COVID-19 will heighten pre-existing risks of GBV due to increased exposure to abusers at home, mobility restrictions, and heightened household tensions from health and economic shocks.
Recognizing GBV response as an essential protection activity and service in the COVID-19 national response plans is required to facilitate the movement of GBV service providers. GBV messaging also needs to be mainstreamed in key entry points such as hospitals and drugstores, especially during lockdown situations, and GBV risk mitigation needs to be integrated in the response implemented in other sectors and continue to adapt service provision to remote modalities. An immediate and substantial increase in the funding available to address issues of GBV is indispensable.
As at end June, funding requirements for GBV in 16 countries with humanitarian response plans amounted to $487 million (including COVID-19 related-responses), of which only $34 million (7 per cent) were funded, leaving a gap of $453 million.

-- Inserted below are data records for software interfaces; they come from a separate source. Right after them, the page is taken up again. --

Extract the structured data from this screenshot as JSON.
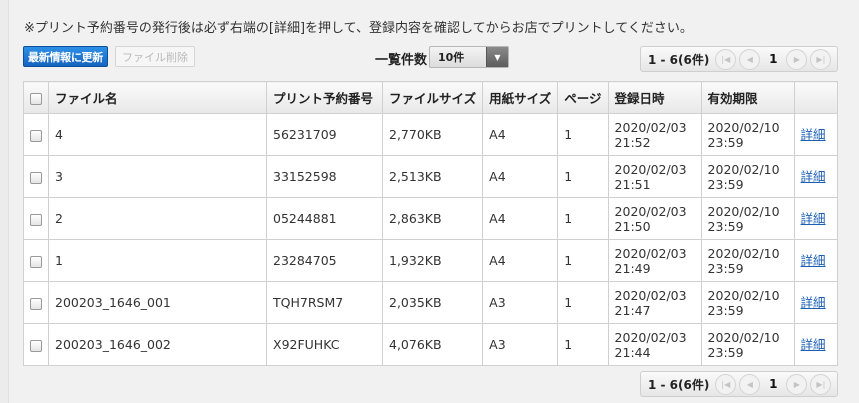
{
  "notice": "※プリント予約番号の発行後は必ず右端の[詳細]を押して、登録内容を確認してからお店でプリントしてください。",
  "toolbar": {
    "refresh_label": "最新情報に更新",
    "delete_label": "ファイル削除",
    "perpage_label": "一覧件数",
    "perpage_value": "10件"
  },
  "pager": {
    "range": "1 - 6(6件)",
    "current_page": "1",
    "icons": [
      "first-page-icon",
      "prev-page-icon",
      "next-page-icon",
      "last-page-icon"
    ]
  },
  "table": {
    "headers": {
      "filename": "ファイル名",
      "reserve_no": "プリント予約番号",
      "filesize": "ファイルサイズ",
      "paper": "用紙サイズ",
      "pages": "ページ",
      "registered": "登録日時",
      "expires": "有効期限"
    },
    "detail_label": "詳細",
    "rows": [
      {
        "filename": "4",
        "reserve_no": "56231709",
        "filesize": "2,770KB",
        "paper": "A4",
        "pages": "1",
        "reg_date": "2020/02/03",
        "reg_time": "21:52",
        "exp_date": "2020/02/10",
        "exp_time": "23:59"
      },
      {
        "filename": "3",
        "reserve_no": "33152598",
        "filesize": "2,513KB",
        "paper": "A4",
        "pages": "1",
        "reg_date": "2020/02/03",
        "reg_time": "21:51",
        "exp_date": "2020/02/10",
        "exp_time": "23:59"
      },
      {
        "filename": "2",
        "reserve_no": "05244881",
        "filesize": "2,863KB",
        "paper": "A4",
        "pages": "1",
        "reg_date": "2020/02/03",
        "reg_time": "21:50",
        "exp_date": "2020/02/10",
        "exp_time": "23:59"
      },
      {
        "filename": "1",
        "reserve_no": "23284705",
        "filesize": "1,932KB",
        "paper": "A4",
        "pages": "1",
        "reg_date": "2020/02/03",
        "reg_time": "21:49",
        "exp_date": "2020/02/10",
        "exp_time": "23:59"
      },
      {
        "filename": "200203_1646_001",
        "reserve_no": "TQH7RSM7",
        "filesize": "2,035KB",
        "paper": "A3",
        "pages": "1",
        "reg_date": "2020/02/03",
        "reg_time": "21:47",
        "exp_date": "2020/02/10",
        "exp_time": "23:59"
      },
      {
        "filename": "200203_1646_002",
        "reserve_no": "X92FUHKC",
        "filesize": "4,076KB",
        "paper": "A3",
        "pages": "1",
        "reg_date": "2020/02/03",
        "reg_time": "21:44",
        "exp_date": "2020/02/10",
        "exp_time": "23:59"
      }
    ]
  }
}
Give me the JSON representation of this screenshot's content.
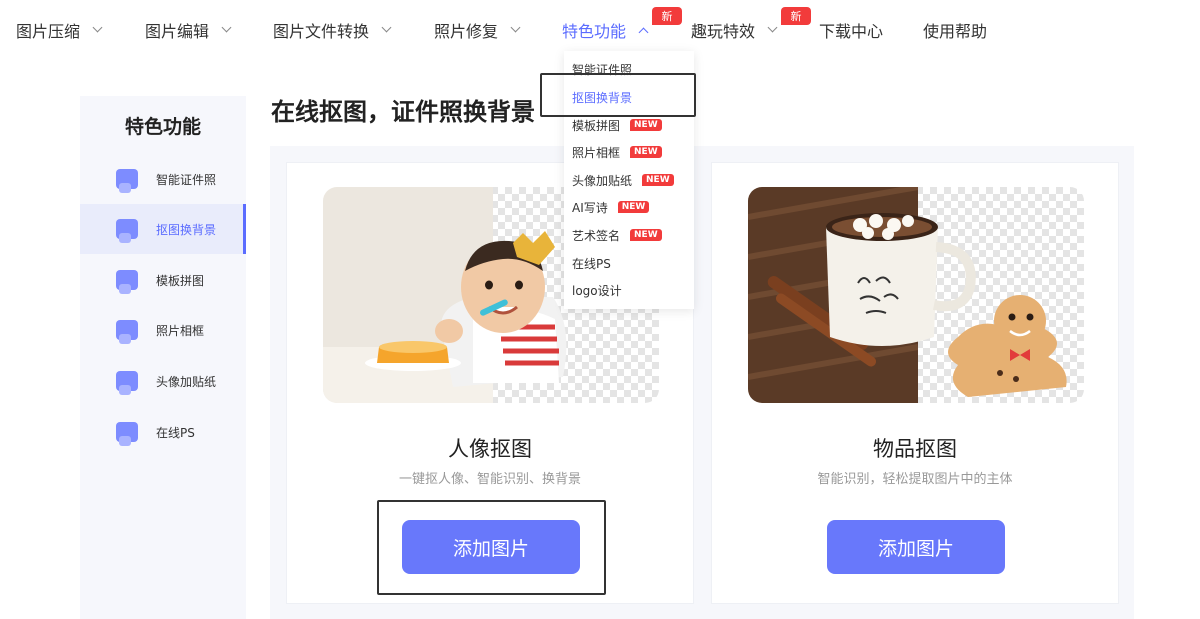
{
  "nav": {
    "items": [
      {
        "label": "图片压缩"
      },
      {
        "label": "图片编辑"
      },
      {
        "label": "图片文件转换"
      },
      {
        "label": "照片修复"
      },
      {
        "label": "特色功能"
      },
      {
        "label": "趣玩特效"
      },
      {
        "label": "下载中心"
      },
      {
        "label": "使用帮助"
      }
    ],
    "new_badge": "新"
  },
  "dropdown": {
    "items": [
      {
        "label": "智能证件照"
      },
      {
        "label": "抠图换背景"
      },
      {
        "label": "模板拼图"
      },
      {
        "label": "照片相框"
      },
      {
        "label": "头像加贴纸"
      },
      {
        "label": "AI写诗"
      },
      {
        "label": "艺术签名"
      },
      {
        "label": "在线PS"
      },
      {
        "label": "logo设计"
      }
    ],
    "new_tag": "NEW"
  },
  "sidebar": {
    "title": "特色功能",
    "items": [
      {
        "label": "智能证件照"
      },
      {
        "label": "抠图换背景"
      },
      {
        "label": "模板拼图"
      },
      {
        "label": "照片相框"
      },
      {
        "label": "头像加贴纸"
      },
      {
        "label": "在线PS"
      }
    ]
  },
  "page": {
    "title": "在线抠图，证件照换背景"
  },
  "cards": [
    {
      "title": "人像抠图",
      "desc": "一键抠人像、智能识别、换背景",
      "button": "添加图片"
    },
    {
      "title": "物品抠图",
      "desc": "智能识别，轻松提取图片中的主体",
      "button": "添加图片"
    }
  ],
  "colors": {
    "accent": "#5b6cff",
    "button": "#6878fb",
    "badge": "#f23b3b"
  }
}
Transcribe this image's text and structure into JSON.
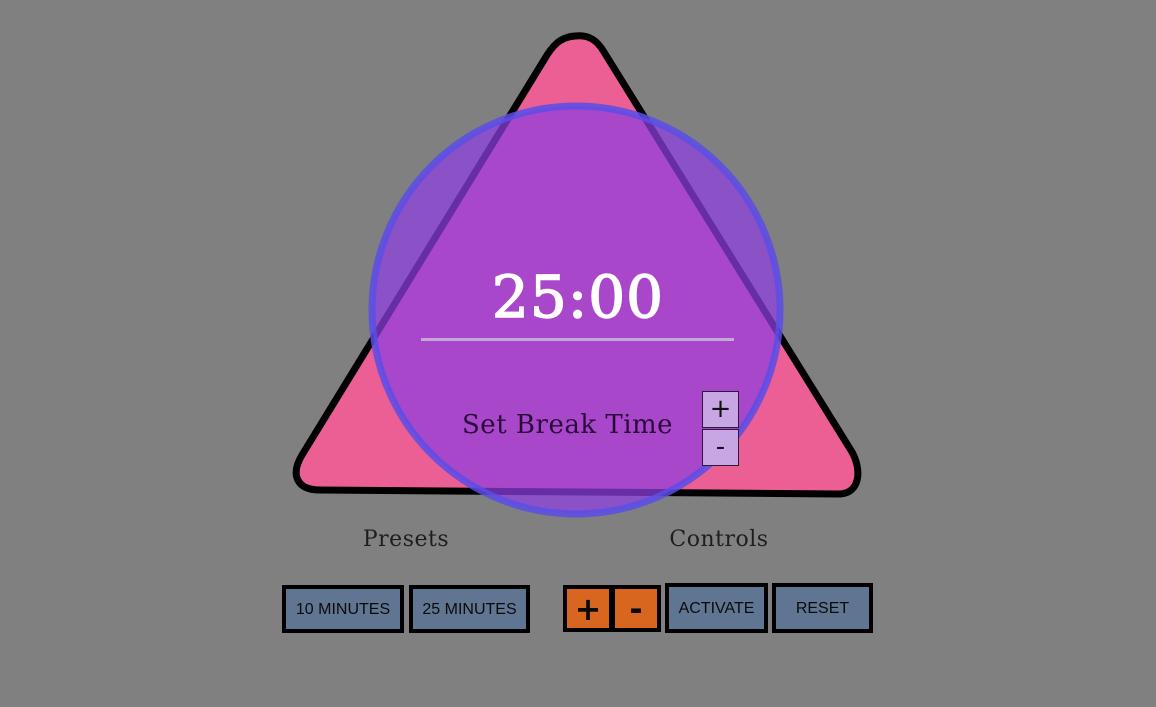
{
  "timer": {
    "display": "25:00"
  },
  "break_time": {
    "label": "Set Break Time",
    "plus_label": "+",
    "minus_label": "-"
  },
  "presets": {
    "title": "Presets",
    "buttons": [
      {
        "label": "10 MINUTES"
      },
      {
        "label": "25 MINUTES"
      }
    ]
  },
  "controls": {
    "title": "Controls",
    "plus_label": "+",
    "minus_label": "-",
    "activate_label": "ACTIVATE",
    "reset_label": "RESET"
  },
  "colors": {
    "background": "#808080",
    "triangle_fill": "#ec5f94",
    "triangle_stroke": "#000000",
    "circle_fill": "#8f3fe0",
    "circle_stroke": "#5a4ee6",
    "button_blue": "#5f7592",
    "button_orange": "#d8661f",
    "break_button": "#c7a6e3"
  }
}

The continuity of other essential health services is also being interrupted. Facilities are overwhelmed with pandemic response, healthcare staff lack necessary personal protective equipment, and people cannot access services or may fear contagion. Across 26 countries that reported, 20 had facilities that showed a significant disruption in provision of maternal health care, with direct impacts on maternal and neonatal mortality and morbidity.
Several other especially vulnerable population groups hit hard with the effects of the pandemic are confronted with violence and abuse, such as older people, LGBTI people, persons with disabilities, children and adolescents, particularly girls, as a result of prolonged lockdowns, harsh implementation of emergency measures by authorities, or being associated with COVID-19. Their access to preventative measures and treatment for COVID-19 is more difficult, as well as for other essential health services they may require.
Mental health and psychosocial support services are more than ever required for these and other vulnerable groups who are discriminated against or losing their livelihoods. These services are often grossly insufficient and tend to be under-resourced. Integration of MHPSS in all sectors improves quality of humanitarian programming, enhances the coping of people with any crisis, speeds up the recovery and rebuilding of communities, and contributes to saving lives, improving wellbeing and reducing suffering.